*** out of ****
As the opening credits for "Opera" begin to roll, we get a glimpse of a black bird, a Raven; perched somewhere in an Opera House. We learn that they serve somewhat of a purpose in the production that is at work down below - Shakespeare's "Macbeth" - although if we learned anything from Edgar Allen Poe, we learned that Ravens are instantaneously a sign of danger, or even death. Both are the case in the context of the film; which is one of the last good, watchable movies from the famed, beloved Italian-born master of horror, Dario Argento.
The lead of the in-film Macbeth production is a shy - but talented - young woman named Betty (Christina Marsillach). She is given the role when the original leading lady is unexpectedly injured at random when she's hit by a car; forcing her to become hospitalized since it is mainly her leg that has been fractured.

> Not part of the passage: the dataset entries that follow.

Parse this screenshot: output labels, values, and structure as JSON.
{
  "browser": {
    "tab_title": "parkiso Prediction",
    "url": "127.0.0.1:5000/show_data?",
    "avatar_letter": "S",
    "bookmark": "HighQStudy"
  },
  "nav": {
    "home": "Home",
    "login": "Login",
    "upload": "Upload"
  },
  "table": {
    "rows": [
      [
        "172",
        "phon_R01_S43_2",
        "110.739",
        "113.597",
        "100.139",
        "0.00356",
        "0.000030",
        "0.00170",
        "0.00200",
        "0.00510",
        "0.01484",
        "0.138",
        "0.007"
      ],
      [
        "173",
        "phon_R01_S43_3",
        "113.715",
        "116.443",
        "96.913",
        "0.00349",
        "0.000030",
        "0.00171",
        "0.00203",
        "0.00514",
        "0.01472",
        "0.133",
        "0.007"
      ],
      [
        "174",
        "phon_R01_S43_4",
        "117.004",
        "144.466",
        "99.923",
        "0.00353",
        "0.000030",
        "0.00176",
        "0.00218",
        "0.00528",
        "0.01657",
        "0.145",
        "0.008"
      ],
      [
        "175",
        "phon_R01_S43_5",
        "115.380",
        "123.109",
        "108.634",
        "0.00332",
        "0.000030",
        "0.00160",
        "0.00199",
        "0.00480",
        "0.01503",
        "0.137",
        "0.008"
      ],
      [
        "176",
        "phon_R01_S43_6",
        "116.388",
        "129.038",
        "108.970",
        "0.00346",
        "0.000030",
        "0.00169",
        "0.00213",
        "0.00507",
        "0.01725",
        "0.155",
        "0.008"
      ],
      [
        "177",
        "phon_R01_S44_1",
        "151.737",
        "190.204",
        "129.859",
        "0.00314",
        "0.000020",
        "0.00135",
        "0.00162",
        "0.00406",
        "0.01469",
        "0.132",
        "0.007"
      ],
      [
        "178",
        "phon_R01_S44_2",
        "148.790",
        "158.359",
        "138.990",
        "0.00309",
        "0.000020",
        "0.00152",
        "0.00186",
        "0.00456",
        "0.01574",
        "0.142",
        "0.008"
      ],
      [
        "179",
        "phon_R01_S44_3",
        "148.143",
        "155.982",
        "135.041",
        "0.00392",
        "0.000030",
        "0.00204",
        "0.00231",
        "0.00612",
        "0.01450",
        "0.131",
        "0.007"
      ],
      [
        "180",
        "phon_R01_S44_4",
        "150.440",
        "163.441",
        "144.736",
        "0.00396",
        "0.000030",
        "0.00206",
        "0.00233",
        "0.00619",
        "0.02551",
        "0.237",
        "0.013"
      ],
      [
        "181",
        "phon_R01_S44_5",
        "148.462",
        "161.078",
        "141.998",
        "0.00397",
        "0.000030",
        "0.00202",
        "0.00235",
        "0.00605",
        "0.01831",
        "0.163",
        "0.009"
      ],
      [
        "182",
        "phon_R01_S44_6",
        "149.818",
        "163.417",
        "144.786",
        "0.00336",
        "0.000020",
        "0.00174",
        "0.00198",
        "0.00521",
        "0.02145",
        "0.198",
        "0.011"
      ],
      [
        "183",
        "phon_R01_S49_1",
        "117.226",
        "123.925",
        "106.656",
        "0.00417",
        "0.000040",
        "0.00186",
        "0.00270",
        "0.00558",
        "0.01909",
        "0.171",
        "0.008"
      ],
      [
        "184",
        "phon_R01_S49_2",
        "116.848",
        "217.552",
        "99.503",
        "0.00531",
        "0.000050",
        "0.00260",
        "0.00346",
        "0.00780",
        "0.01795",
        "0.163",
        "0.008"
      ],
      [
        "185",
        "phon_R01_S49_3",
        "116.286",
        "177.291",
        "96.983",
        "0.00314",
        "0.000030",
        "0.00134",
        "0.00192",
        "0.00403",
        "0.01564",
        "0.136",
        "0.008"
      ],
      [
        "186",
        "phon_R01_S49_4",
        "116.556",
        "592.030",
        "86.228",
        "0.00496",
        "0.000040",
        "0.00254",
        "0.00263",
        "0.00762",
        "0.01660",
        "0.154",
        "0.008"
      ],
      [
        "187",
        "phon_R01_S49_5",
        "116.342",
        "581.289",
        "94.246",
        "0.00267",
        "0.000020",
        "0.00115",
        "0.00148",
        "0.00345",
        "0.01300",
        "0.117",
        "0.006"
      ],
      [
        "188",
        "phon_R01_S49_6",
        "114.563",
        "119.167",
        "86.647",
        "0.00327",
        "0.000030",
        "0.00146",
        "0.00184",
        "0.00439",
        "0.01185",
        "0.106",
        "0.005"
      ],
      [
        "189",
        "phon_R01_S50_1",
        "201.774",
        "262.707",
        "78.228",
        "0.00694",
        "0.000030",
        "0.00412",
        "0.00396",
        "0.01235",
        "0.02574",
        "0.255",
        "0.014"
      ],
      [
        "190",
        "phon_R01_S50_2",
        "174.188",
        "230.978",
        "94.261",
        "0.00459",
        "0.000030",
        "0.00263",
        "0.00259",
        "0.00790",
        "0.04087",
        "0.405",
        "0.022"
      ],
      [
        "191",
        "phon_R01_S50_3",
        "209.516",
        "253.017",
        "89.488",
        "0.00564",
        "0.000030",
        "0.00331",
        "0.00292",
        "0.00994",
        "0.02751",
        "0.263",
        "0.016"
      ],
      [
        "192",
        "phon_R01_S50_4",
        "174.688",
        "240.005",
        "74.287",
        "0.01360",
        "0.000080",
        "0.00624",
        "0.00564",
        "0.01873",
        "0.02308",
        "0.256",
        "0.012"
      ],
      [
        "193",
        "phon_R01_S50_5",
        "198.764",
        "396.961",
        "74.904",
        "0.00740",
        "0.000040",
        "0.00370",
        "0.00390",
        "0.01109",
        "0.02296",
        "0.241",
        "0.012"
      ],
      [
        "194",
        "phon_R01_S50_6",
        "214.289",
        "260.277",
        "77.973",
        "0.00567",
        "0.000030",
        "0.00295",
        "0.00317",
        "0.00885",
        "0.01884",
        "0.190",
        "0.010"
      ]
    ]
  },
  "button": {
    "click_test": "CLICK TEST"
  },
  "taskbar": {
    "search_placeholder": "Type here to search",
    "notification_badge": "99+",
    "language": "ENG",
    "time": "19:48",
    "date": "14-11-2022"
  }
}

The production director and all those who work alongside him are initially somewhat skeptical of how Betty will do as the replacement actress - and she's crossing her fingers along with them - but much to their surprise, she does quite well, wows the audience, and by the end has herself some adoring fans.
Too bad her biggest fan turns out to be a deranged serial killer! One-by-one, the villain assaults and murders Betty's friends and co-workers. Since this is normally a boring plot element, Argento adds a twist; in the form several needles that are stuck to a piece of tape and placed under Betty's eye when the killer ties her up, thus forcing her to watch as her friends are slaughtered alive. The killer explains that if she closes her eyes, then she can wave goodbye to both of them.
However, the killer seems to derive pleasure from Betty's fear and emotional deterioration. There are several scenes in which he ties her up and puts the tape on; but every time, he never makes an attempt to kill her. It's implied that perhaps the killer is targeting Betty for reasons at first unknown; which means that all shall be revealed in one of Argento's classy twist endings. And while it's hardly one of the best endings Argento has pulled out of the hat; "Opera" is still a wild, deceptive ride. In my opinion, it has all the bare essentials of a good mystery; a plot that keeps the open-minded viewers involved, characters that - while somewhat under-developed and difficult to remember after the movie has been experienced - come off as decent regardless, with the only real twist being the pleasures of Argento's signature visual stylistics.
Through the pitch-perfect combination of what we hear (music) and what we see (the visuals of the film); Argento is able to work with the story and use it as a vehicle for his artistic ventilation. Thematically, Argento doesn't try anything terribly new here; but it's just so goddamn beautiful to look at, to hear, and to experience that you lose the ability to care very quickly indeed. "Opera" demanded my attention and I gladly gave it just that; an early Argento feature, after all, is almost always worth it.
But of course, the film has its minor - and major - drawbacks. In spite of being a delightfully bloody and grotesque visual feast of artistry in a genre that often lacks just that; the plot doesn't always hold up as well as we might want it to, and the film sort of goes over-the-top and beyond within the last ten minutes, which were, in my opinion, just plain unnecessary. Entertaining, just like the rest of the movie; but unnecessary. Also, the acting isn't anything particularly special either; although I'm thankful that it was at least competent and watchable. As usual, attention to detail takes center stage over any real human beings; but I've come to expect that from Argento, so I was not surprised.
The kills are fantastic, the cinematography is beautiful, the gore effects are remarkable, the blood is plentiful, the suspense and build-up is genuinely impressive, Claudio Simonetti's score is energetic and off-kilter, the mystery at the center of the story is thought-out with much skill and consideration, and overall; this is another 80's Argento offering that isn't great; but is nonetheless quite good. If you aren't the director's biggest fan, then you'll probably think differently; but I stick to what entertains me, and among other things, I find Italian horror films with gore and style to boot especially attractive. They may not be critical favorites, but they are often creepy and satisfactory to those who like them the most. If you're like me and you consider yourself to be a part of the Argento-faithful; then you might just want to see "Opera". Good, bad; it's got a voice, and there's no denying that.